La vita e bella (1997)
Roberto Benigni's La vita e bella is one of those unparalleled, audacious films that has got instant classic written all over it. It is a movie which captures most aspects of life and weaves them delightfully, dauntingly and vividly into its impressive range of themes and historical depth. Benigni has based his accounts of WWII on his own father's stay in Bergen-Belzen during the Nazi regime, and he has the ability to make it personal and intimate. This is make-or-break-essential to the effect of this movie, because it is a rather bold endeavour Benigni sets off trying to mix his sinister historical themes with his wonderfully high-spirited comedic introduction. The fact that he not only pulls it off but creates an atmosphere that is close to singular in film history verifies the significance of La vita e bella.

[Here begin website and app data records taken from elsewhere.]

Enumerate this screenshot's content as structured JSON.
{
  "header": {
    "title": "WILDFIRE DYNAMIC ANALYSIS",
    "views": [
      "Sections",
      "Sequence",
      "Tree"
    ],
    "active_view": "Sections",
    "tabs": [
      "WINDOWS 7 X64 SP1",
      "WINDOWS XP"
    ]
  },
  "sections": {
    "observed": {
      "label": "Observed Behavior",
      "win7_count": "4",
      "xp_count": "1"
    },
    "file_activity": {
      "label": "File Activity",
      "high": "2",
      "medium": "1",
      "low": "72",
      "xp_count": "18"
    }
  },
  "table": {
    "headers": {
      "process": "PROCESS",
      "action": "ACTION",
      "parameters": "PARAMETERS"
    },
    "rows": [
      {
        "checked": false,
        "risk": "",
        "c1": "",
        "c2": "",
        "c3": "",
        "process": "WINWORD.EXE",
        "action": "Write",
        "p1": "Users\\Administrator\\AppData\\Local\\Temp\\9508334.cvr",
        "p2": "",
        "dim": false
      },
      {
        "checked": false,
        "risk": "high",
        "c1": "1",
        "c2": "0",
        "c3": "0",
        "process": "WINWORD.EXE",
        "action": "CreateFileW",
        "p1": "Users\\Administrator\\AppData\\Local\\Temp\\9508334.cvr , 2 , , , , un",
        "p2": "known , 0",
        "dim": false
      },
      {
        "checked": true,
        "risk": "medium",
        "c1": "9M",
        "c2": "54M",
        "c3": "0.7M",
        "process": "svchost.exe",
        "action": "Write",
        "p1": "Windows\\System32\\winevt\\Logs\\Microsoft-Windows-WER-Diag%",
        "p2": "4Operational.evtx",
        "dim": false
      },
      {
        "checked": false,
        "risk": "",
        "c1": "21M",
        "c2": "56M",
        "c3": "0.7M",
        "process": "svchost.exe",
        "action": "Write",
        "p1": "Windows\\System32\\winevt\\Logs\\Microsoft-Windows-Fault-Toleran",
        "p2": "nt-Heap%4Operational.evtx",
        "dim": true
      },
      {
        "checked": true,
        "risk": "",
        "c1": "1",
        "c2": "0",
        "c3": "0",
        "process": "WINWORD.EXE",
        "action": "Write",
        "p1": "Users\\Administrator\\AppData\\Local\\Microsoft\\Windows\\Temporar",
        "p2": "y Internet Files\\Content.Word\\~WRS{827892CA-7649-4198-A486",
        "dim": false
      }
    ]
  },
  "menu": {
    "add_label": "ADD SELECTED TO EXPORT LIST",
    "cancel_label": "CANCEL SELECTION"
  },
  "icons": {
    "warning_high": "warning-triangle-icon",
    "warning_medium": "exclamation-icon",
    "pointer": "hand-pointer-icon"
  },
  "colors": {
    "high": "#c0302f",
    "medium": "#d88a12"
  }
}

The brilliant acting, the wonderful sense of 'Chaplinish' humour in the script and the sparkling romance between Benigni and real-life wife Nicoletta Braschi act as mere bonuses to the main storyline in the story – the beautiful deception by a father of his son. It is a risky idea, but Benigni's solves any potential problems before he sets off by declaring that his story is the son's rendition of the events. And this is what makes the somewhat stylized setting of the concentration camp so effective; knowing that it is basically seen through the eyes of beautiful little Giosue. Eyes that, despite all the cruelty and malice that has gone on before them, remain innocent and optimistic due to the fantastic protection from his father Guido. Few films can flaunt an idea more imaginative than this, and if they did, none of the would pull it off like Roberto Benigni does here.